Sky Coyote, 28 Mar 2007

This month I've been working on the Mercator projection changes to FITSMap and FITSFlow. This has turned out to be a more complicated process than one would initially imagine. I've added support for multiple {x, y} <--> {lat, lon} projections, and a help image describing each projection:

Here is the full image for the Mercator projection, which is a combination of stuff from the USGS and Wikipedia sites:

Here are the actual functions that map y --> lat (top) and lat --> y (bottom). Note that in addition to these, the results must be scaled for the desired latMin and latMax:

To test the projection, I used an image from Blue Marble:

The simple cylindrical projection worked OK, but the Mercator projection gave latitudes that were not correct (e.g. northern Florida at 40 deg N):

I thought that Eliot's disk to cylinder routines might not be working properly, so I wrote my own based on a different approach, but got exactly the same results. I then tried another image of Earth, as seen from the Sun, which did give the correct projected latitudes. Apparently the Blue Marble image is not from a high enough altitude:

Here are two composite Venus images using the Mercator projection:

FITSMap saves the projection parameters in the header of the output map file. These parameters are then read by FITSFlow in order to generate the lat/lon grid and compensate for the nonlinear projection. Here is a flow generated from these images, displayed using constant vector length, but still no compensation for the projection:

Here is a comparison of the uncompensated flow (left) and the flow compensated for vector magnitudes (right):

To perform the compensation, vectors at high/low latitudes have their lengths shortened based on the increasing area of the projection at that latitude. Specifically, their lengths are divided by the derivative of the lat --> y curve shown above, at their latitude, and then multiplied by the derivative of the lat --> y curve for lat = 0, so that all lengths are normalized to those at the equator. Note that this process must be performed after cross-correlation, but before any iterations are performed on the flow, as the distortion in vector lengths will affect the iteration calculations. Thus, projection compensation cannot be performed simply as a post-processing step, but must be an integral part of the FITSFlow program

In addition to shortening vectors at high/low latitudes, the area of each domain and range used to calculate the initial cross-correlation must also be adjusted prior to flow estimation, in order to compensate for the difference in areas at different latitudes. This results in domain and range sizes increasing away from the equator:

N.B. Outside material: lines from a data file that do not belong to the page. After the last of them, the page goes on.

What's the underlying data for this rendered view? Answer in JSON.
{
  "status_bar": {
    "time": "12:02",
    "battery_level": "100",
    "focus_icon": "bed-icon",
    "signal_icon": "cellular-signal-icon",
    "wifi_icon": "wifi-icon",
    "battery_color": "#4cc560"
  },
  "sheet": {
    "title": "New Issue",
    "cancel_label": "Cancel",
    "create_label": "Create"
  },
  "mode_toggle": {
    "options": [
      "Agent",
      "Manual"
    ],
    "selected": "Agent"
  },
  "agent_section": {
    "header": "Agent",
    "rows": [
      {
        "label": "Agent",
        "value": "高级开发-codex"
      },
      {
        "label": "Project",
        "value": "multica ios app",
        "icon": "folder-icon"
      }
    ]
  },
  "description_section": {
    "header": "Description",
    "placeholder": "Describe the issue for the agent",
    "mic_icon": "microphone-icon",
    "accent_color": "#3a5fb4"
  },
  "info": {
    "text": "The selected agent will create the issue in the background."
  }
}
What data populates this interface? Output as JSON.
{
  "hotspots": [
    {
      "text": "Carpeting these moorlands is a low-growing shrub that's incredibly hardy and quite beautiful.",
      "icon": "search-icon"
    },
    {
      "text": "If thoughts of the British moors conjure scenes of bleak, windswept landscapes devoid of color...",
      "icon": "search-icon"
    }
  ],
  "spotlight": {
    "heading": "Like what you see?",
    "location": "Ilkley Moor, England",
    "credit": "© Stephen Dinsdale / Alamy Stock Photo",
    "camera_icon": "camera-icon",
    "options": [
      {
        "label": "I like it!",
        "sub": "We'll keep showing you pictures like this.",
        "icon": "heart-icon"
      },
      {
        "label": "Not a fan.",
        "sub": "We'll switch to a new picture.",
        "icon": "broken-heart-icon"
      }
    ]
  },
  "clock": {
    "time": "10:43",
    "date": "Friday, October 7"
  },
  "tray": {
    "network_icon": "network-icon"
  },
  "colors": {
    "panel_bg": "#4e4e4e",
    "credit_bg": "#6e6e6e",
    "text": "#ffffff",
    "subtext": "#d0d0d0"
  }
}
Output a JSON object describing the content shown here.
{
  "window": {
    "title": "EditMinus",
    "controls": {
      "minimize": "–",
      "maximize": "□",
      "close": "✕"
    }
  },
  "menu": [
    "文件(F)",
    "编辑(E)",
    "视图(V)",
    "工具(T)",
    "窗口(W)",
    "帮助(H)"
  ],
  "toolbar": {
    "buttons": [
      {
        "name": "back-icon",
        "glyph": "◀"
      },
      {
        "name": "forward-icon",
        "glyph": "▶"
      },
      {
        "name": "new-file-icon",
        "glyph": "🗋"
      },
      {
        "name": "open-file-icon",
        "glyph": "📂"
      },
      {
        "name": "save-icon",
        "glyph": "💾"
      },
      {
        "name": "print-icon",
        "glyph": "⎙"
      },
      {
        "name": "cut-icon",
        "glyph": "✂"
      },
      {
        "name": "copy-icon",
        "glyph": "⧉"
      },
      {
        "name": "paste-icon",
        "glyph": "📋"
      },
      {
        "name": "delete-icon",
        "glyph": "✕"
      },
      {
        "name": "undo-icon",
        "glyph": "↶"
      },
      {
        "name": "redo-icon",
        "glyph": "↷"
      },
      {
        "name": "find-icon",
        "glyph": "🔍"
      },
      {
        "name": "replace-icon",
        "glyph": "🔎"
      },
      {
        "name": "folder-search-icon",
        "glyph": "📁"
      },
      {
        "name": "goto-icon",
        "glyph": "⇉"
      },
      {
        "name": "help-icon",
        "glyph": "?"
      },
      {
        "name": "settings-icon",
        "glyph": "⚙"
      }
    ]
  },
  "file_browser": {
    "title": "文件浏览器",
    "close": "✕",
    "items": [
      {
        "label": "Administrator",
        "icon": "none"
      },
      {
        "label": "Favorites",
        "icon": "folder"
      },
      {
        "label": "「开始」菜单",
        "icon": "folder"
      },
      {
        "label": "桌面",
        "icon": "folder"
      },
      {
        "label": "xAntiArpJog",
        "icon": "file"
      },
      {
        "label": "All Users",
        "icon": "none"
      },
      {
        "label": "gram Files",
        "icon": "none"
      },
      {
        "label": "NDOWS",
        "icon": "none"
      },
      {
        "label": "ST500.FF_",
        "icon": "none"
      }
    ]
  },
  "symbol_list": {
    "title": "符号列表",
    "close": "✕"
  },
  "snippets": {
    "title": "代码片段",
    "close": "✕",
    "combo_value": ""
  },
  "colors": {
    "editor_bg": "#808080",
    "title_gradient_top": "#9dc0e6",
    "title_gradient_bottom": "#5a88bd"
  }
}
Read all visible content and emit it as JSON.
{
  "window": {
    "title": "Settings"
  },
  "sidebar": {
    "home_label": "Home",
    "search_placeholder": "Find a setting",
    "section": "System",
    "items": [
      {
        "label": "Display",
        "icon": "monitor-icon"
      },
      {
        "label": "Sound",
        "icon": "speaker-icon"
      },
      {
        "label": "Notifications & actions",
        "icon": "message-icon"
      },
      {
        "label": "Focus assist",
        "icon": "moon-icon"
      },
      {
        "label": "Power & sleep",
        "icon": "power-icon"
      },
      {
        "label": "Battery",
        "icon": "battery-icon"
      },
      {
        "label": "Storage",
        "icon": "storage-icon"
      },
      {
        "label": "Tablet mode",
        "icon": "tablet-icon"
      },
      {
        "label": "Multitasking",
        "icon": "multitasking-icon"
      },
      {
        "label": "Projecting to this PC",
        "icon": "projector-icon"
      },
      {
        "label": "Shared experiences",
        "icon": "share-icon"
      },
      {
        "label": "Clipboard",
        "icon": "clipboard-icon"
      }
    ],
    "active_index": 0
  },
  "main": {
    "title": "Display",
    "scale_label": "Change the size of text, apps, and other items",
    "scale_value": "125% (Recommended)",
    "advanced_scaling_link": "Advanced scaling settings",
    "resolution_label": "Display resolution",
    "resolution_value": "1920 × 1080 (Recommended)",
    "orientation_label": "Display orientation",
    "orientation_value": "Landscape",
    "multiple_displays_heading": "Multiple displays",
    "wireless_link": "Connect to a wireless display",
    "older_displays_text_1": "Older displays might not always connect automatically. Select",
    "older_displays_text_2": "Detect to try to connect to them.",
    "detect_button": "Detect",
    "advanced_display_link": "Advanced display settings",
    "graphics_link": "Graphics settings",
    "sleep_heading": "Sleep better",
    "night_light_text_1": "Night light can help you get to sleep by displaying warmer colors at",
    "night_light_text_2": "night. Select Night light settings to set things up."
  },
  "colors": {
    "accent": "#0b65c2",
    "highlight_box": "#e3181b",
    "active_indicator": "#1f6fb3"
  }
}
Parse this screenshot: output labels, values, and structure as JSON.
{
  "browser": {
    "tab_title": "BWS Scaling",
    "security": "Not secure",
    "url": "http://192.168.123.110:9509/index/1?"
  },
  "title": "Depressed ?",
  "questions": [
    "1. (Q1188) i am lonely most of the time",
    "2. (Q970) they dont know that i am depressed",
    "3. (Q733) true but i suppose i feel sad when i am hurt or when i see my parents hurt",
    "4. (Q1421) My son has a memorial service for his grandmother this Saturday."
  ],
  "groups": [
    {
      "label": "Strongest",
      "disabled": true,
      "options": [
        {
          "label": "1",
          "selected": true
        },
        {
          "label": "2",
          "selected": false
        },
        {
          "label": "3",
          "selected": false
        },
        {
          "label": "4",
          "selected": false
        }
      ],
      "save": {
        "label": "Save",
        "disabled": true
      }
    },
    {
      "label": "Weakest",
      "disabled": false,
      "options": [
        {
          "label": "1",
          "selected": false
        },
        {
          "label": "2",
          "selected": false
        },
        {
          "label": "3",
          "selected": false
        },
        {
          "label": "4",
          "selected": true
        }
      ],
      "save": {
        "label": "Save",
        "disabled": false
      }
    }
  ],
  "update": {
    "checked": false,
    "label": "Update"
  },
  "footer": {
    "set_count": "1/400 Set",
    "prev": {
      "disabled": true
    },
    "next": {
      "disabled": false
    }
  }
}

This increase in domain/range size away from the equator significantly slows down the program. To compensate for this, a smaller equatorial domain and range size can be selected, although this affects the size of cloud features detected:

I am currently working on performing the flow calculations using degrees of lat/lon, rather than pixels. This results in a constant number of flow vectors per lat/lon area, rather than an increasing flow density away from the equator (and speeds up the program). However, this is tricky, since it affects all the iteration calculations and the post processing by virtue of changing neighborhood size. I am now working on a way to generalize the concept of distance between any two flow elements, so that either pixels or degrees can be used:

I expect to have updates of both FITSMap and FITSFlow available this weekend.

İSky Coyote 2007